In June, 300 people gathered at Tsukuba Shrine to plant and mulch 1,000 seedlings on a roughly 500-square meter site. While the new saplings barely rise past the knees of volunteers, trees at a nearby spot planted four years earlier stand over eight meters tall between straight, red-barked columns of cedar and cypress. The soil underfoot is littered with leaves and tiny seedlings while birds and butterflies bustle overhead in the branches of shirakashi (bamboo-leaf oak), sudaji (chinquapin oak), yamazakura (mountain cherry) and yabutsubaki (Japanese camelia).
That dense weave of roots and trees is also what Makoto Nikkawa, organizer of Tohoku-based Mori No Project, was looking to bring up to Japan’s northeast. Spurred by the 2011 quake, Miyawaki enlisted Nikkawa and others to create a natural sea wall to check the power of tsunamis that regularly pummel this part of the coast.
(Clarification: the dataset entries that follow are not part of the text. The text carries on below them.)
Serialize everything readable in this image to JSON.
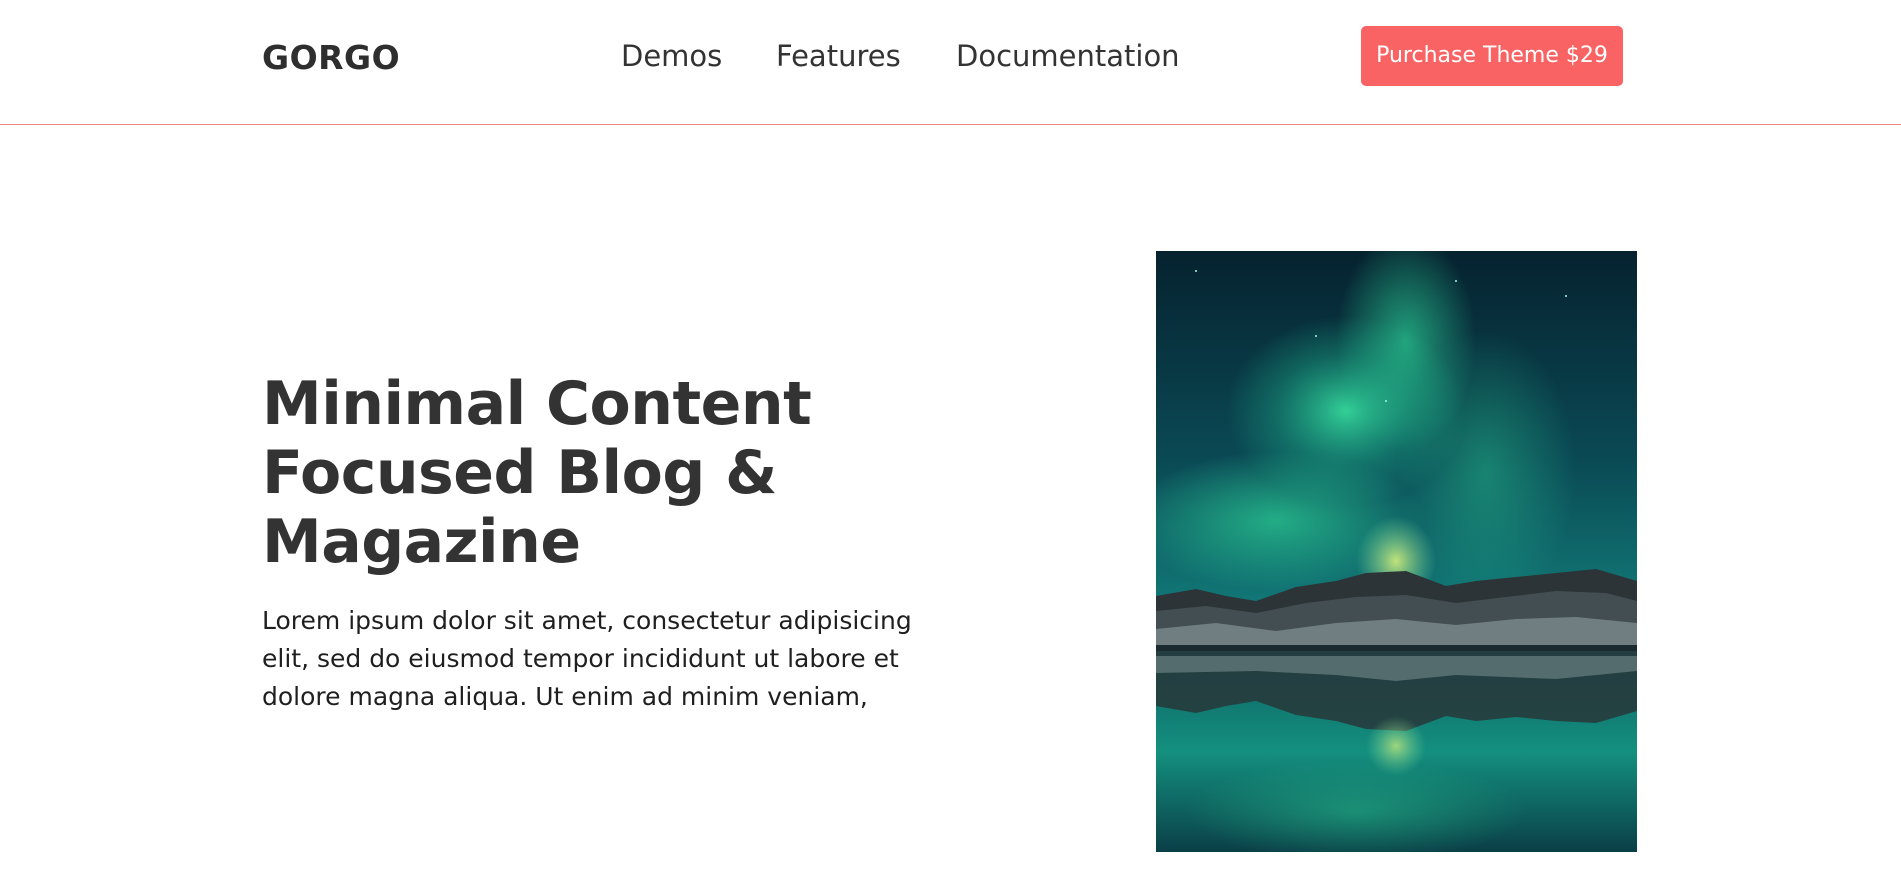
{
  "header": {
    "logo": "GORGO",
    "nav": [
      {
        "label": "Demos"
      },
      {
        "label": "Features"
      },
      {
        "label": "Documentation"
      }
    ],
    "purchase_label": "Purchase Theme $29",
    "accent_color": "#fa6363"
  },
  "hero": {
    "title": "Minimal Content Focused Blog & Magazine",
    "text": "Lorem ipsum dolor sit amet, consectetur adipisicing elit, sed do eiusmod tempor incididunt ut labore et dolore magna aliqua. Ut enim ad minim veniam,",
    "image": {
      "icon": "aurora-mountain-lake-photo"
    }
  }
}
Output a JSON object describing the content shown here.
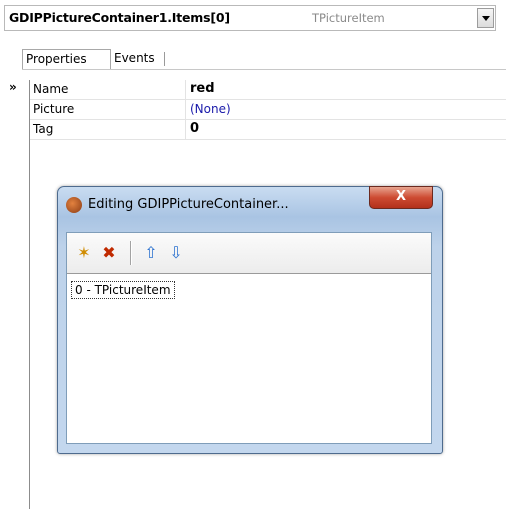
{
  "selector": {
    "object_name": "GDIPPictureContainer1.Items[0]",
    "object_type": "TPictureItem"
  },
  "tabs": [
    {
      "label": "Properties",
      "active": true
    },
    {
      "label": "Events",
      "active": false
    }
  ],
  "gutter": {
    "pointer": "»"
  },
  "properties": [
    {
      "name": "Name",
      "value": "red"
    },
    {
      "name": "Picture",
      "value": "(None)"
    },
    {
      "name": "Tag",
      "value": "0"
    }
  ],
  "dialog": {
    "title": "Editing GDIPPictureContainer...",
    "close_label": "X",
    "toolbar": [
      {
        "icon": "add-new-icon",
        "glyph": "✶"
      },
      {
        "icon": "delete-icon",
        "glyph": "✖"
      },
      {
        "icon": "move-up-icon",
        "glyph": "⇧"
      },
      {
        "icon": "move-down-icon",
        "glyph": "⇩"
      }
    ],
    "items": [
      "0 - TPictureItem"
    ]
  },
  "colors": {
    "link": "#1a1aaa",
    "close_button": "#cd4b32",
    "dialog_frame": "#a9c4e3"
  }
}
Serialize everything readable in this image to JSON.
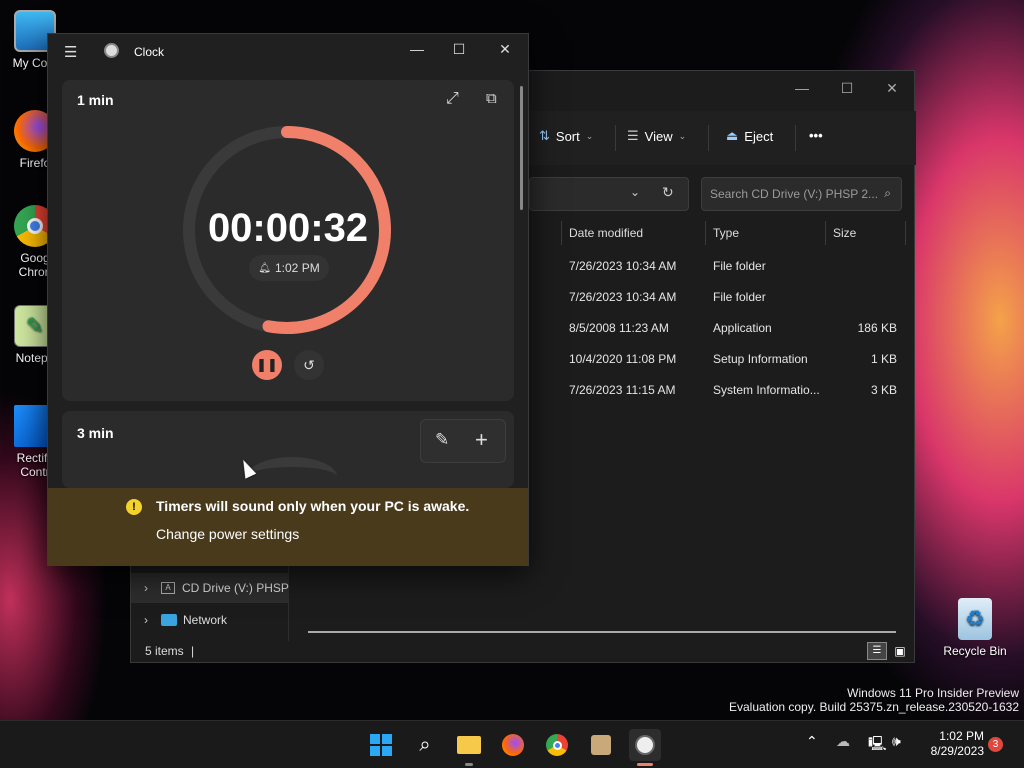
{
  "desktop": {
    "icons": [
      {
        "label": "My Com"
      },
      {
        "label": "Firefo"
      },
      {
        "label": "Goog Chron"
      },
      {
        "label": "Notepa"
      },
      {
        "label": "Rectify Contr"
      },
      {
        "label": "Recycle Bin"
      }
    ],
    "watermark_line1": "Windows 11 Pro Insider Preview",
    "watermark_line2": "Evaluation copy. Build 25375.zn_release.230520-1632"
  },
  "explorer": {
    "toolbar": {
      "sort": "Sort",
      "view": "View",
      "eject": "Eject",
      "more": "•••"
    },
    "search_placeholder": "Search CD Drive (V:) PHSP 2...",
    "columns": [
      "Date modified",
      "Type",
      "Size"
    ],
    "rows": [
      {
        "date": "7/26/2023 10:34 AM",
        "type": "File folder",
        "size": ""
      },
      {
        "date": "7/26/2023 10:34 AM",
        "type": "File folder",
        "size": ""
      },
      {
        "date": "8/5/2008 11:23 AM",
        "type": "Application",
        "size": "186 KB"
      },
      {
        "date": "10/4/2020 11:08 PM",
        "type": "Setup Information",
        "size": "1 KB"
      },
      {
        "date": "7/26/2023 11:15 AM",
        "type": "System Informatio...",
        "size": "3 KB"
      }
    ],
    "tree": [
      {
        "label": "CD Drive (V:) PHSP"
      },
      {
        "label": "Network"
      }
    ],
    "status": "5 items"
  },
  "clock": {
    "title": "Clock",
    "timer1": {
      "name": "1 min",
      "time": "00:00:32",
      "alarm": "1:02 PM",
      "progress": 0.53
    },
    "timer2": {
      "name": "3 min"
    },
    "banner": {
      "message": "Timers will sound only when your PC is awake.",
      "link": "Change power settings"
    },
    "colors": {
      "accent": "#f0806a",
      "banner": "#4a3a1c",
      "warning": "#f4d22c"
    }
  },
  "taskbar": {
    "time": "1:02 PM",
    "date": "8/29/2023",
    "notification_count": "3"
  }
}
In addition to mitigating incoming waves, Miyawaki forests also stem the flow of debris back out to sea when the water retreats.
Begun in 2013, 10-meter-wide plantings in the towns of Iwanuma and Yamada, Iwate Prefecture, and Minami-Soma, Fukushima Prefecture, now flourish along the shore.
“If we plant and protect them,” says Nikkawa, “these natural forests will also protect us. They are part of our tradition and culture.”
That cultural legacy is what drew Kiyokazu Kusayama, chief priest of Izumo Taisha Sagamibushi in Hadano, Kanagawa Prefecture, to the Miyawaki method.
“After World War II, people associated the word for native forests, chinjunomori, with the armed forces and fighting because chinju also means military,” he says. “But native forests are the heart and soul of our culture. They are where diverse gods are enshrined, where the roots of Japanese culture and mentality are found. I wanted to change that perception, so I went to Dr. Miyawaki for help.”
In 2007, Kusayama and over 200 volunteers planted Hadano’s first Miyawaki forest along the west side of his shrine as a 3,000 square meter buffer between it and a busy road and train crossing. Seventeen years later, more than 30 different species of trees rise as high as 20 meters on either side of a narrow path and waterway. Sunlight filters into the cool interior through leaves that rustle with birds and cool breezes while children on their way home from school search the stream for insects. Kusayama reports he has already seen fireflies this year.
Since then, he and the community have planted forests at schools, a hospital, along a major highway and at the site of a former garbage dump where a researcher plans to measure the amount of carbon dioxide absorbed over the course of five years. For Kusayama, each planting restores and deepens a connection between his community and nature that he believes will grow into the future.
“When people help with planting a forest, they become aware of the importance of trees and are more concerned about the environment,” he says. “It plants the green in their hearts.”